Our westbound train was caught on film by bnsfbob at the wigwag at Timber.

The train passed through Timber then entered Tunnel 24 with a gunited west entrance. Before we entered Tunnel 24, all the passengers in the open car had to return inside for safety reasons as sometimes pieces of the roof falls down during passage of the POTB trains. Our train continued to climb above Castor Creek making more horseshoe curves before we crossed Castor Creek. Near Hulbert we passed through more clear cutting areas. We followed high above the Nehalem River as we curved along the ridge. The view off to the north was very impressive. Our train crossed over the Steel Trestle over Heidel Creek, a most impressive structure.

Drew Jacksich caught the train at the Summit at Cochran.

The train pulled into Cochran with a view of Cochran Pond off to the north. Having reached the Summit of the Coast Range at 1,833 feet, we would now start our descent of over a 1000 feet to Enright as our route followed the Denover River to the Salmonberry River. Running below the ridge we went through Tunnel 25 before we crossed over the Big Baldwin Steel Trestle with water tanks at both ends. This trestle is 500 feet long and 185 feet above the creek. That was even more of an impressive trestle. A few minutes later we emerged out of Tunnel 27 straight out onto the tightly curved wooden Wolf Creek Trestle. The SP sure knew how to build wooden trestles. The passengers were served their box lunches as we passed through Tunnels 28 and 29 crossing the small creeks in between. We traveled onward passing into Tunnel 30 as we ran along the beautiful Salmonberry River. Our train crossed Belding Creek and North Fork as well as passing through Tunnels 32, 34, 35 and 36. Exiting out of Tunnel 36 our special had arrived at Enright, our turn around point.

At Enright a Photo Runby was held and since I did not have a camera, I decided I would stay aboard allowing for a little more mileage when we passed the group heading west. I was glad I did that or else I would not have gotten to see the steam era water tank still standing at Enright. Since I wrote all of the above on the way here now I get to relax and enjoy the scenery. I rode the open car back to Cochran enjoying the sheer beauty of the Salmonberry Canyon with all the tunnels and trestles. I talked with Jim Long, a Portland Chapter NRHS volunteer and a friend, with us getting caught up on things in the Running Crane Lake the ex Great Northern Ranch Lunch Counter Car.

The great photographer known as bnsfbob caught our special train at Timber on the return trip. A special thank you to bnsfbob and Drew Jacksich for the use of their photos.

I returned to the open car from Timber back to past the Thomas Creek Curved Trestle before returning to my coach seat for the final few miles back to Banks. What a wonderful trip the Port of Tillamook Bay Railroad provided for our NRHS 2005 Convention. We boarded the buses for the trip back to Portland.

Back in Portland while Chris was trying to get on more trips and Bob was trying to cash one of his Travelers Check, I went to Lloyd Center.
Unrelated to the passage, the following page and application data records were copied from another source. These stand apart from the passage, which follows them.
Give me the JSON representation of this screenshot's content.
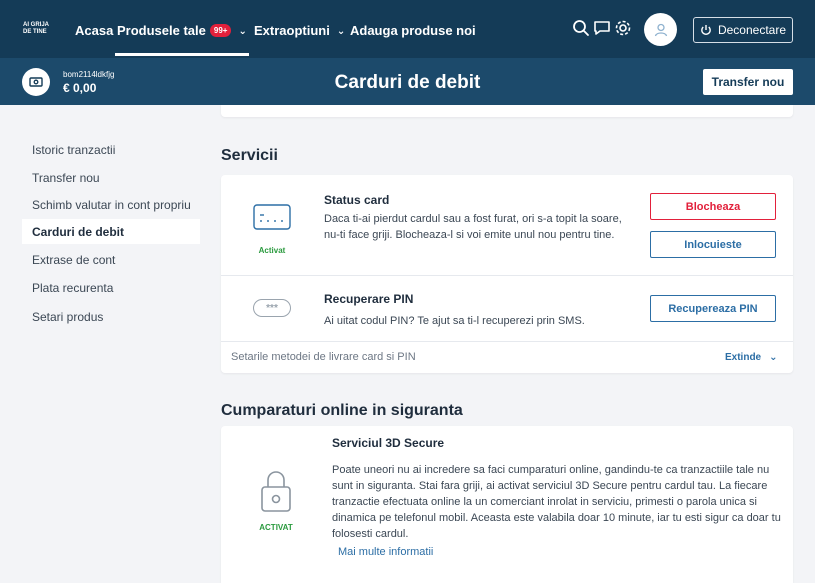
{
  "nav": {
    "brand": "AI GRIJA DE TINE",
    "home": "Acasa",
    "products": "Produsele tale",
    "products_badge": "99+",
    "extras": "Extraoptiuni",
    "add_products": "Adauga produse noi",
    "logout": "Deconectare",
    "chevron": "⌄"
  },
  "account": {
    "name": "bom2114ldkfjg",
    "balance": "€ 0,00"
  },
  "header": {
    "title": "Carduri de debit",
    "transfer_button": "Transfer nou"
  },
  "sidebar": {
    "items": [
      {
        "label": "Istoric tranzactii"
      },
      {
        "label": "Transfer nou"
      },
      {
        "label": "Schimb valutar in cont propriu"
      },
      {
        "label": "Carduri de debit"
      },
      {
        "label": "Extrase de cont"
      },
      {
        "label": "Plata recurenta"
      },
      {
        "label": "Setari produs"
      }
    ],
    "active_index": 3
  },
  "services": {
    "section_title": "Servicii",
    "status_card": {
      "title": "Status card",
      "description": "Daca ti-ai pierdut cardul sau a fost furat, ori s-a topit la soare, nu-ti face griji. Blocheaza-l si voi emite unul nou pentru tine.",
      "status": "Activat",
      "block_button": "Blocheaza",
      "replace_button": "Inlocuieste"
    },
    "pin": {
      "title": "Recuperare PIN",
      "description": "Ai uitat codul PIN? Te ajut sa ti-l recuperezi prin SMS.",
      "button": "Recupereaza PIN",
      "icon_text": "***"
    },
    "footer_text": "Setarile metodei de livrare card si PIN",
    "expand_label": "Extinde",
    "expand_chevron": "⌄"
  },
  "online": {
    "section_title": "Cumparaturi online in siguranta",
    "secure3d": {
      "title": "Serviciul 3D Secure",
      "description": "Poate uneori nu ai incredere sa faci cumparaturi online, gandindu-te ca tranzactiile tale nu sunt in siguranta. Stai fara griji, ai activat serviciul 3D Secure pentru cardul tau. La fiecare tranzactie efectuata online la un comerciant inrolat in serviciu, primesti o parola unica si dinamica pe telefonul mobil. Aceasta este valabila doar 10 minute, iar tu esti sigur ca doar tu folosesti cardul.",
      "more_link": "Mai multe informatii",
      "status": "ACTIVAT"
    }
  },
  "colors": {
    "nav_bg": "#143b57",
    "subheader_bg": "#1c4a6b",
    "badge": "#e2203b",
    "accent": "#2c6ea5",
    "active_green": "#2a9a3e"
  }
}
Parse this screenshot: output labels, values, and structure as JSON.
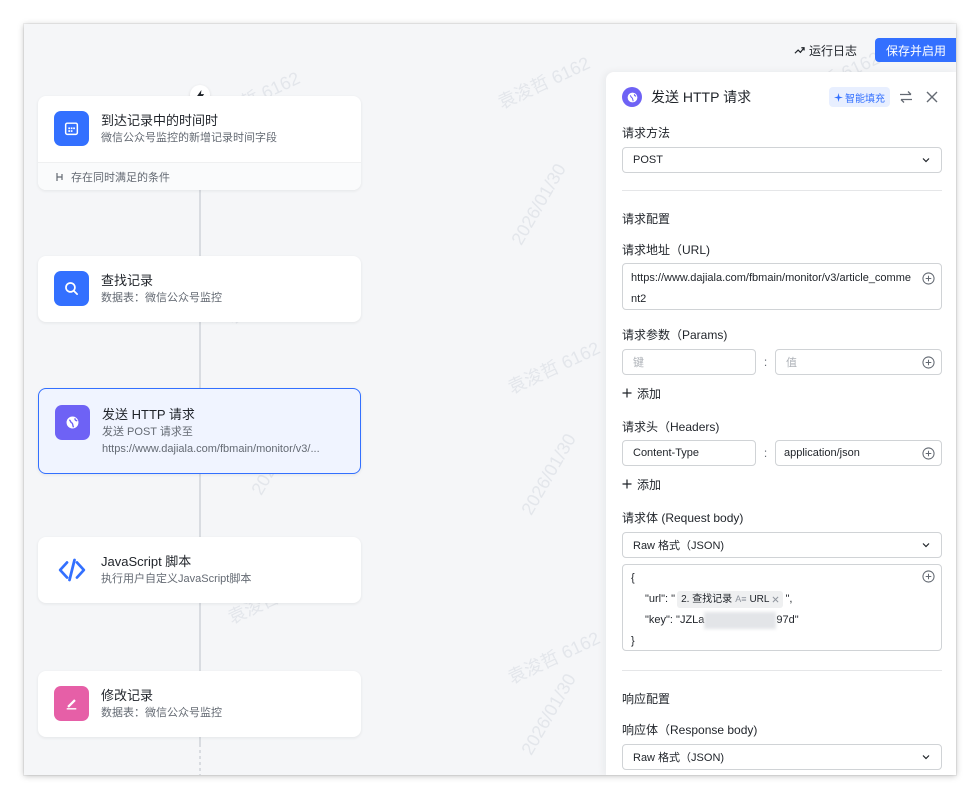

I found a Kits Camera Shop where I bought a new Nikon One Touch Zoom 90s Camera for the rest of my trip. I enjoyed another Arbys dinner before Bob and I returned to the hotel for the night. Chris came back later with his good news that he got a shop tour and also on the Mt Rainier scenic Trip. Remember Chris also got on the Western Star Steam and Port of Tillamook Bay trips. Not bad for someone who came to Portland without a single ticket for any of the NRHS Convention Events. Tomorrow is a day off me for me but I have some new things planned to do. I called it a night after a very unique day of train riding in my life.